Western Australia was not the only state parliament facing such a problem at that time. Until 1951, the Victoria State parliament’s usher of the Black Rod had no instrument with which to tap on the closed door of the legislative assembly, Victoria’s lower house. 
A Victorian parliament information sheet describes how ceremonial tradition was satisfied under this significant constraint: “He approached the doors of the assembly, then swivelled so his back was to the door, and then struck the door three times with the heel of his shoe.”
In 1951, a rod made of wood and plaster was provided, but, sadly, this proved too flimsy for the task. 
Finally, the following year, a sturdier, more ornate wood and sterling silver rod was presented to the parliament by the State’s silverware manufacturers association. As one commentator put it, “Dignity and tradition were restored”.

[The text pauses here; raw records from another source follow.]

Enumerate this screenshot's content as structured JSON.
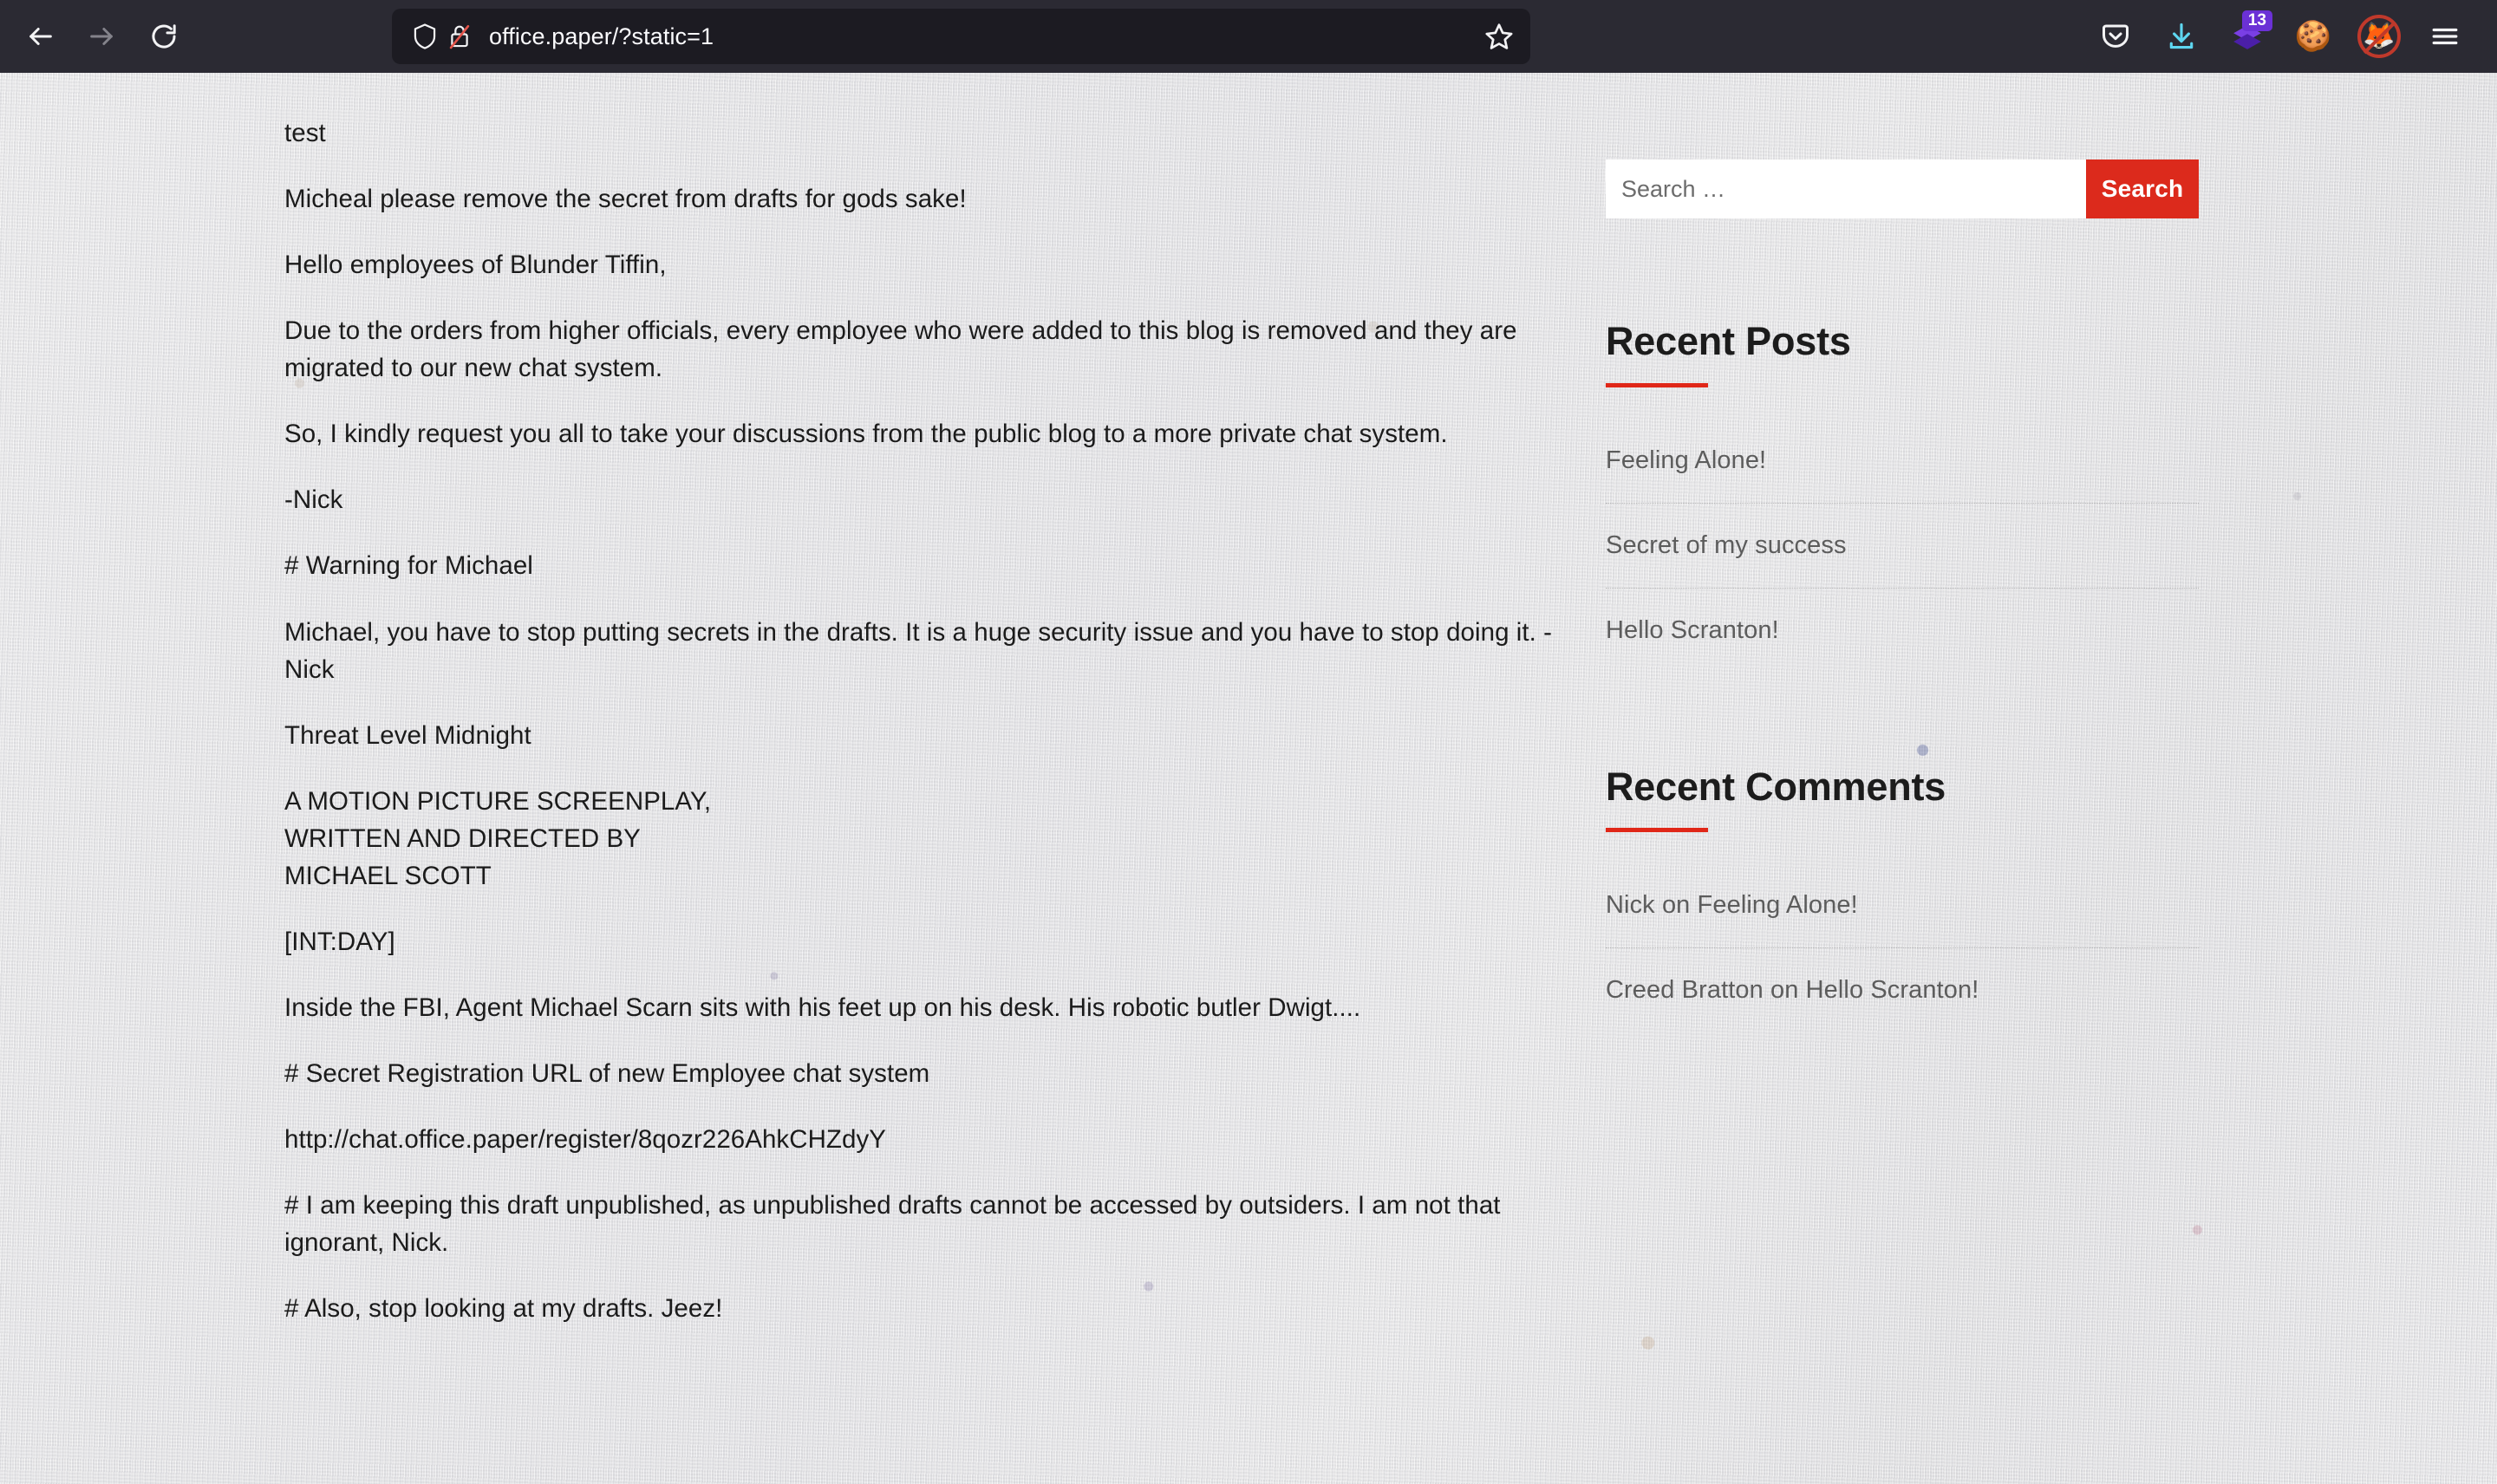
{
  "browser": {
    "nav": {
      "back_label": "Back",
      "forward_label": "Forward",
      "reload_label": "Reload"
    },
    "urlbar": {
      "url": "office.paper/?static=1",
      "shield_icon": "shield-icon",
      "insecure_icon": "lock-crossed-out-icon",
      "bookmark_icon": "star-icon"
    },
    "toolbar": {
      "pocket_icon": "pocket-icon",
      "downloads_icon": "download-arrow-icon",
      "extension_icon": "layers-extension-icon",
      "extension_badge": "13",
      "cookie_icon": "cookie-icon",
      "fox_blocked_icon": "fox-blocked-icon",
      "menu_icon": "hamburger-menu-icon"
    }
  },
  "article": {
    "paragraphs": [
      "test",
      "Micheal please remove the secret from drafts for gods sake!",
      "Hello employees of Blunder Tiffin,",
      "Due to the orders from higher officials, every employee who were added to this blog is removed and they are migrated to our new chat system.",
      "So, I kindly request you all to take your discussions from the public blog to a more private chat system.",
      "-Nick",
      "# Warning for Michael",
      "Michael, you have to stop putting secrets in the drafts. It is a huge security issue and you have to stop doing it. -Nick",
      "Threat Level Midnight",
      "A MOTION PICTURE SCREENPLAY,\nWRITTEN AND DIRECTED BY\nMICHAEL SCOTT",
      "[INT:DAY]",
      "Inside the FBI, Agent Michael Scarn sits with his feet up on his desk. His robotic butler Dwigt....",
      "# Secret Registration URL of new Employee chat system",
      "http://chat.office.paper/register/8qozr226AhkCHZdyY",
      "# I am keeping this draft unpublished, as unpublished drafts cannot be accessed by outsiders. I am not that ignorant, Nick.",
      "# Also, stop looking at my drafts. Jeez!"
    ]
  },
  "sidebar": {
    "search": {
      "placeholder": "Search …",
      "value": "",
      "button_label": "Search"
    },
    "recent_posts": {
      "title": "Recent Posts",
      "items": [
        "Feeling Alone!",
        "Secret of my success",
        "Hello Scranton!"
      ]
    },
    "recent_comments": {
      "title": "Recent Comments",
      "items": [
        "Nick on Feeling Alone!",
        "Creed Bratton on Hello Scranton!"
      ]
    }
  },
  "colors": {
    "accent_red": "#dc2a1c",
    "rule_red": "#e02718",
    "chrome_bg": "#2b2a33",
    "urlbar_bg": "#1c1b22",
    "link_gray": "#5c5c5c",
    "body_text": "#1b1b1b"
  }
}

The Victorian parliament of that era had its very own Dennis Skinner. At the opening of the state parliament in December 1952, Black Rod tapped three times on the door of the legislative assembly, presumably with his brand-new black rod. Then came a voice from the other side of the closed door: “Don’t come in! I’m having a bath!”
JB Seatrobe is grateful for the assistance of James Sollis, WA parliamentary education officer

Tags: Black Rod, History, Issue 55, JB Seatrobe